A prisoner has no protected interest in a designation to any particular prison, or to confinement at a facility in any particular state. See Olim v. Wakinekona, 461 U.S. 238, 248 (1983) (concluding that interstate prison transfer "does not deprive an inmate of any liberty interest protected by the Due Process Clause in and of itself"); Pitts v. Meese, 684 F.Supp. 303, 315 D.D.C. 1987) (finding no justifiable expectation that female inmates would be incarcerated in a facility in or near the District of Columbia), aff'd sub nom. Pitts v. Thornburgh, 866 F.2d 1450 (D.C. Cir. 1989).

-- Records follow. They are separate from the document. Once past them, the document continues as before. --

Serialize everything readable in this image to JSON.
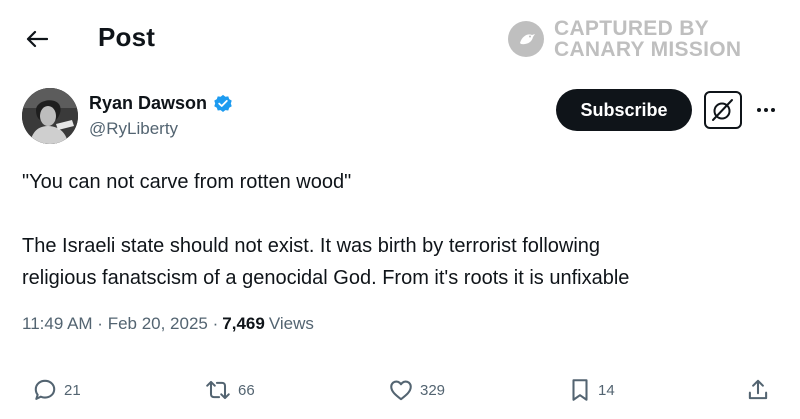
{
  "header": {
    "title": "Post"
  },
  "watermark": {
    "line1": "CAPTURED BY",
    "line2": "CANARY MISSION"
  },
  "author": {
    "name": "Ryan Dawson",
    "handle": "@RyLiberty"
  },
  "subscribe_label": "Subscribe",
  "post": {
    "line1": "\"You can not carve from rotten wood\"",
    "line2": "The Israeli state should not exist. It was birth by terrorist following",
    "line3": "religious fanatscism of a genocidal God. From it's roots it is unfixable"
  },
  "meta": {
    "time": "11:49 AM",
    "date": "Feb 20, 2025",
    "views_count": "7,469",
    "views_label": "Views"
  },
  "actions": {
    "replies": "21",
    "reposts": "66",
    "likes": "329",
    "bookmarks": "14"
  },
  "colors": {
    "text": "#0f1419",
    "muted": "#536471",
    "verified": "#1d9bf0",
    "watermark": "#8c8c8c"
  }
}
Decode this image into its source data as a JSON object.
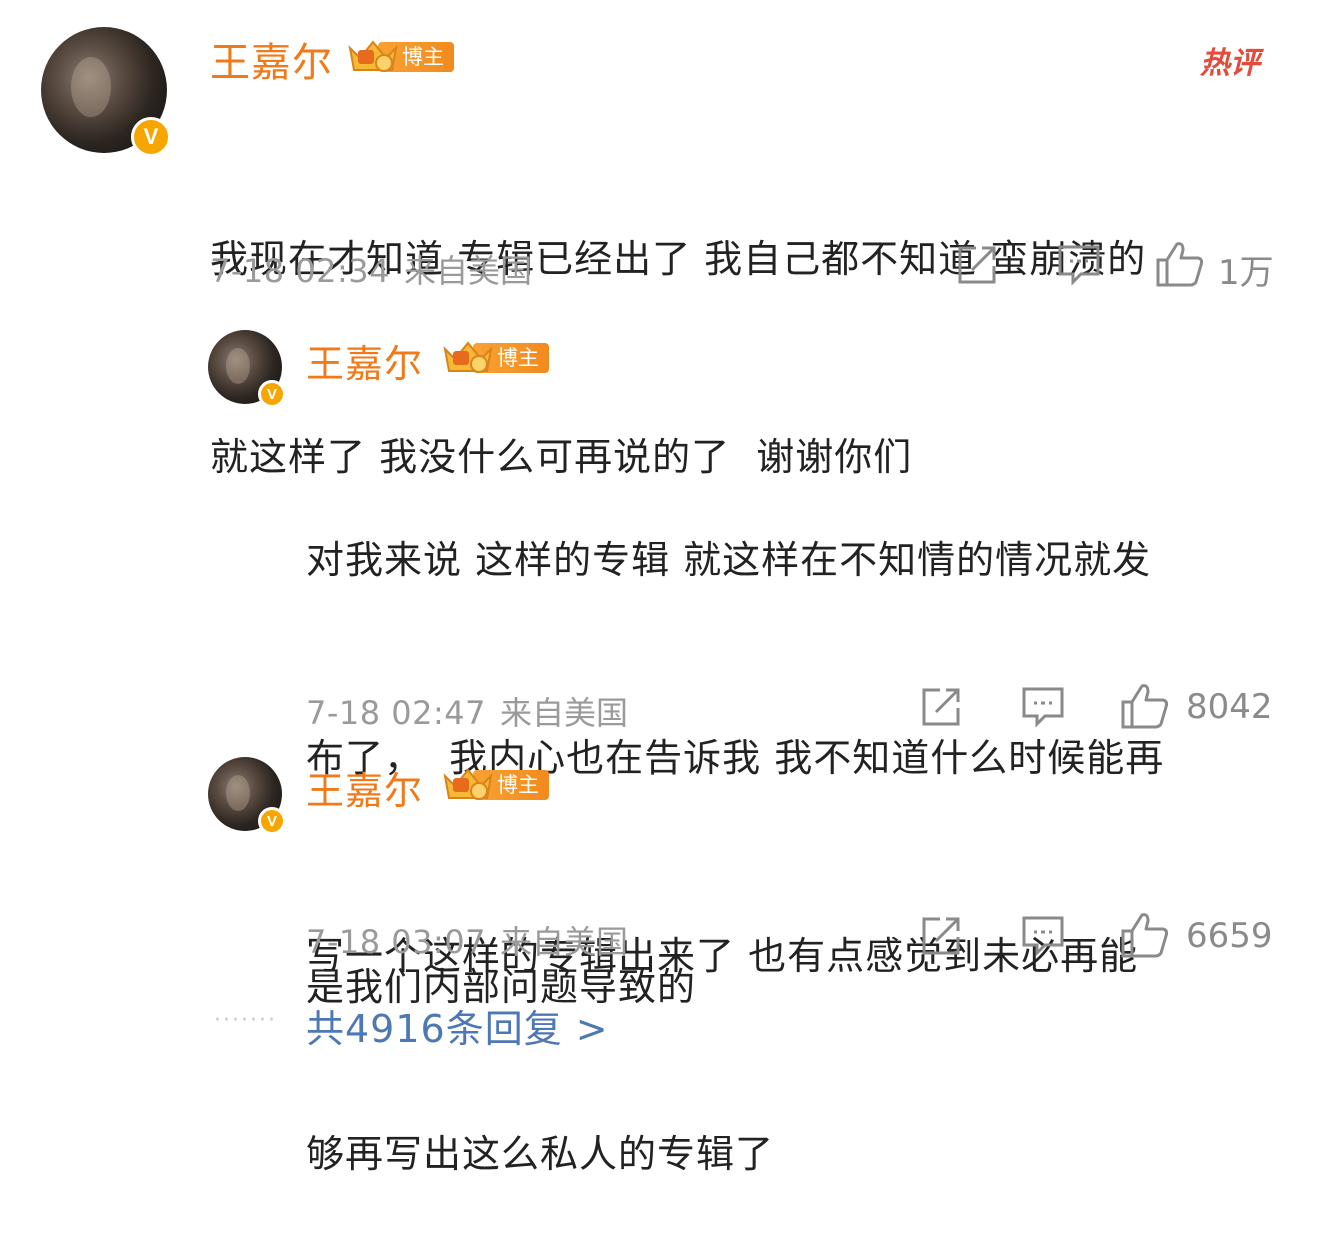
{
  "hot_tag": "热评",
  "main_comment": {
    "user": "王嘉尔",
    "badge": "博主",
    "lines": [
      "我现在才知道 专辑已经出了 我自己都不知道 蛮崩溃的",
      "就这样了 我没什么可再说的了  谢谢你们"
    ],
    "time": "7-18 02:34",
    "location": "来自美国",
    "likes": "1万"
  },
  "replies": [
    {
      "user": "王嘉尔",
      "badge": "博主",
      "lines": [
        "对我来说 这样的专辑 就这样在不知情的情况就发",
        "布了，  我内心也在告诉我 我不知道什么时候能再",
        "写一个这样的专辑出来了 也有点感觉到未必再能",
        "够再写出这么私人的专辑了"
      ],
      "time": "7-18 02:47",
      "location": "来自美国",
      "likes": "8042"
    },
    {
      "user": "王嘉尔",
      "badge": "博主",
      "lines": [
        "是我们内部问题导致的"
      ],
      "time": "7-18 03:07",
      "location": "来自美国",
      "likes": "6659"
    }
  ],
  "more_replies": "共4916条回复 >",
  "icons": {
    "share": "share-icon",
    "comment": "comment-icon",
    "like": "thumbs-up-icon",
    "verified": "verified-v-icon",
    "crown": "crown-icon"
  },
  "colors": {
    "username": "#f07a1a",
    "badge": "#f28a1e",
    "hot": "#e34b3b",
    "link": "#4d78b5",
    "meta": "#9a9a9a"
  }
}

The Federal Bureau of Prisons "may at any time . . . direct the transfer of a prisoner from one penal or correctional facility to another." 18 U.S.C. § 3621(b). The decision to house a prisoner in a particular place is left to prison managers. Unless a prisoner is subjected to extraordinary treatment, and plaintiff makes no such showing here, the effect of those day-to-day decisions on prisoners are ordinary consequences of confinement for having committed a crime. Sandin v. Conner, 515 U.S. 472, 482 (1995); Franklin v. District of Columbia, 163 F.3d 625, 635 (D.C. Cir. 1998); Smith v. United States, 277 F.Supp.2d 100, 113 (D.D.C. 2003) (finding no liberty interest at stake in change in prisoner's custodial status from a halfway house to a prison).

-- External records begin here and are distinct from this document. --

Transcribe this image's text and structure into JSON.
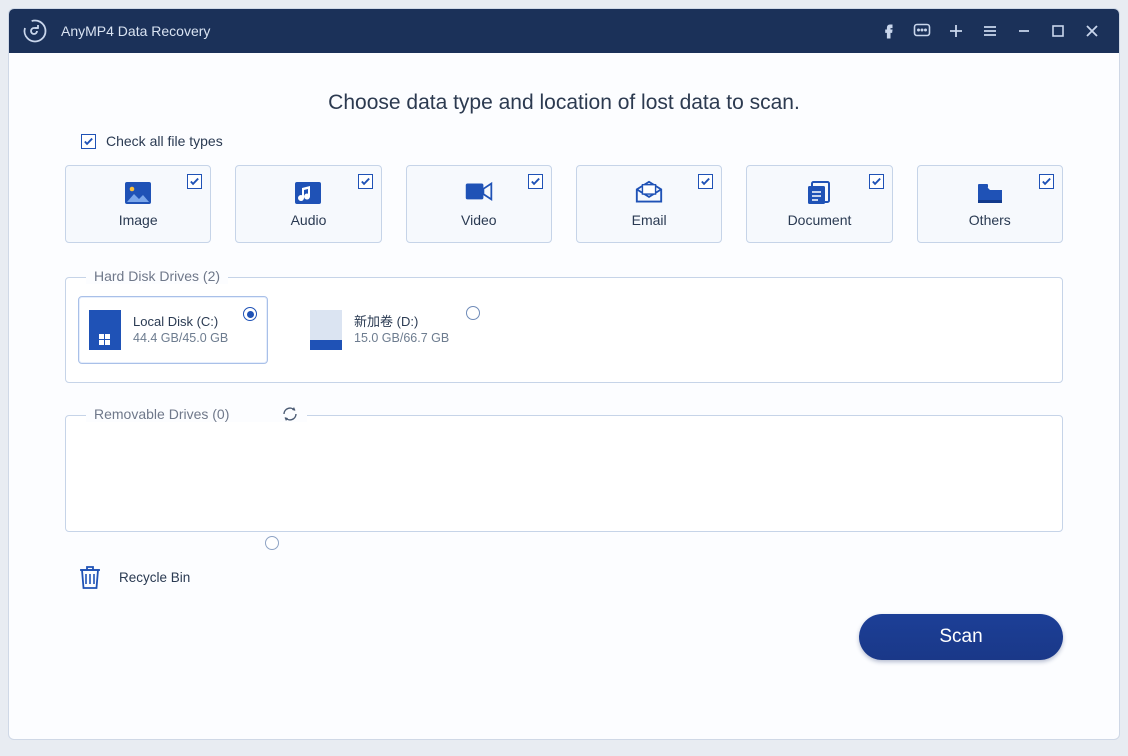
{
  "titlebar": {
    "title": "AnyMP4 Data Recovery"
  },
  "headline": "Choose data type and location of lost data to scan.",
  "check_all": {
    "label": "Check all file types",
    "checked": true
  },
  "types": [
    {
      "key": "image",
      "label": "Image",
      "checked": true
    },
    {
      "key": "audio",
      "label": "Audio",
      "checked": true
    },
    {
      "key": "video",
      "label": "Video",
      "checked": true
    },
    {
      "key": "email",
      "label": "Email",
      "checked": true
    },
    {
      "key": "document",
      "label": "Document",
      "checked": true
    },
    {
      "key": "others",
      "label": "Others",
      "checked": true
    }
  ],
  "hdd": {
    "legend": "Hard Disk Drives (2)",
    "drives": [
      {
        "name": "Local Disk (C:)",
        "size": "44.4 GB/45.0 GB",
        "selected": true,
        "style": "windows"
      },
      {
        "name": "新加卷 (D:)",
        "size": "15.0 GB/66.7 GB",
        "selected": false,
        "style": "partial"
      }
    ]
  },
  "removable": {
    "legend": "Removable Drives (0)"
  },
  "recycle": {
    "label": "Recycle Bin",
    "selected": false
  },
  "scan_label": "Scan"
}
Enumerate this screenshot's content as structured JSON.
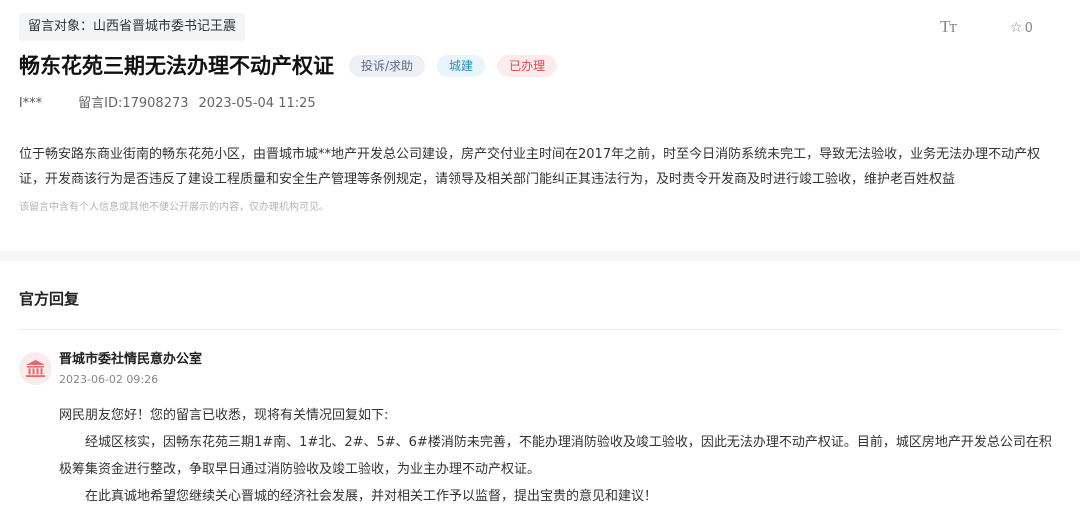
{
  "message": {
    "recipient": "留言对象：山西省晋城市委书记王震",
    "font_toggle": "Tт",
    "favorite_count": "0",
    "title": "畅东花苑三期无法办理不动产权证",
    "tags": {
      "type": "投诉/求助",
      "dept": "城建",
      "status": "已办理"
    },
    "user": "l***",
    "id": "留言ID:17908273",
    "time": "2023-05-04 11:25",
    "content": "位于畅安路东商业街南的畅东花苑小区，由晋城市城**地产开发总公司建设，房产交付业主时间在2017年之前，时至今日消防系统未完工，导致无法验收，业务无法办理不动产权证，开发商该行为是否违反了建设工程质量和安全生产管理等条例规定，请领导及相关部门能纠正其违法行为，及时责令开发商及时进行竣工验收，维护老百姓权益",
    "privacy_notice": "该留言中含有个人信息或其他不便公开展示的内容，仅办理机构可见。"
  },
  "reply": {
    "heading": "官方回复",
    "org_name": "晋城市委社情民意办公室",
    "date": "2023-06-02 09:26",
    "greeting": "网民朋友您好！您的留言已收悉，现将有关情况回复如下:",
    "para1": "经城区核实，因畅东花苑三期1#南、1#北、2#、5#、6#楼消防未完善，不能办理消防验收及竣工验收，因此无法办理不动产权证。目前，城区房地产开发总公司在积极筹集资金进行整改，争取早日通过消防验收及竣工验收，为业主办理不动产权证。",
    "para2": "在此真诚地希望您继续关心晋城的经济社会发展，并对相关工作予以监督，提出宝贵的意见和建议！"
  },
  "icons": {
    "font_size": "font-size-icon",
    "favorite": "star-outline-icon",
    "org": "government-building-icon"
  },
  "colors": {
    "status_red": "#e04a4a",
    "dept_blue": "#2a8fc4",
    "icon_red": "#e66a6a"
  }
}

Plaintiff's challenges to the fact or duration of his confinement sound in habeas, and are moot due to his release from confinement. Absent a showing that his conviction or sentence has been invalidated, he is not entitled to an award of damages on his § 1983 and Bivens claims because a judgment in his favor necessarily would imply the invalidity of his conviction or sentence. The doctrine of sovereign immunity bars his claims for damages against the Federal Bureau of Prisons and against federal government officials or employees in their official capacities. Judicial immunity protects the federal district judges, federal magistrate judge, and the Superior Court judge named as defendants to this action. Plaintiff fails to state a claim against Mayor Williams, and the Amended Complaint does not set forth adequately a factual basis for his conspiracy claims. For the reasons stated herein, the motion to dismiss filed on behalf of the United States Probation Office and Anthony Hill will be granted. Plaintiff's Motion for the Court to Serve Additional Defendants in this Case, and his other pending motions, will be denied.

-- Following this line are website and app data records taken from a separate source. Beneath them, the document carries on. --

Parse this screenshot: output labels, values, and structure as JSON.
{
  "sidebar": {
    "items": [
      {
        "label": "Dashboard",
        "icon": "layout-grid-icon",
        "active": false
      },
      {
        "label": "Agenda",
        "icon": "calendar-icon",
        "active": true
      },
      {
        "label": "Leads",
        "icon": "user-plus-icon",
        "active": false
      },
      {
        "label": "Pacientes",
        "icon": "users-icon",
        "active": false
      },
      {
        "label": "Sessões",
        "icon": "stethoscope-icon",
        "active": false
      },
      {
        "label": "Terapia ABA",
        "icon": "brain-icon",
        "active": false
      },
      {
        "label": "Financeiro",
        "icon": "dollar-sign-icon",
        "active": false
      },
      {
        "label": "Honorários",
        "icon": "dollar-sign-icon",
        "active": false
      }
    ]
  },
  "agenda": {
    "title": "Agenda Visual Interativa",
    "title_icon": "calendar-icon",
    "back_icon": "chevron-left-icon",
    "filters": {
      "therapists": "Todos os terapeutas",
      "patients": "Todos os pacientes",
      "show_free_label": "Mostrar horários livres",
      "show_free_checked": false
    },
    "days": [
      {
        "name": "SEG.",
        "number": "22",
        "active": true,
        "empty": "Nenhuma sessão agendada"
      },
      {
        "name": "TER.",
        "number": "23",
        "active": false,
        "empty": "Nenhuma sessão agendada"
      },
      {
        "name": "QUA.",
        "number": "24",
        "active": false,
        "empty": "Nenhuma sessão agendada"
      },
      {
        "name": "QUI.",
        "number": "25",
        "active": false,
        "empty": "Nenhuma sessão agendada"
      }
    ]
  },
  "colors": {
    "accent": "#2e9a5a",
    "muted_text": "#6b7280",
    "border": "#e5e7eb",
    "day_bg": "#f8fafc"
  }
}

An Order consistent with this Memorandum Opinion will be issued separately on this same date.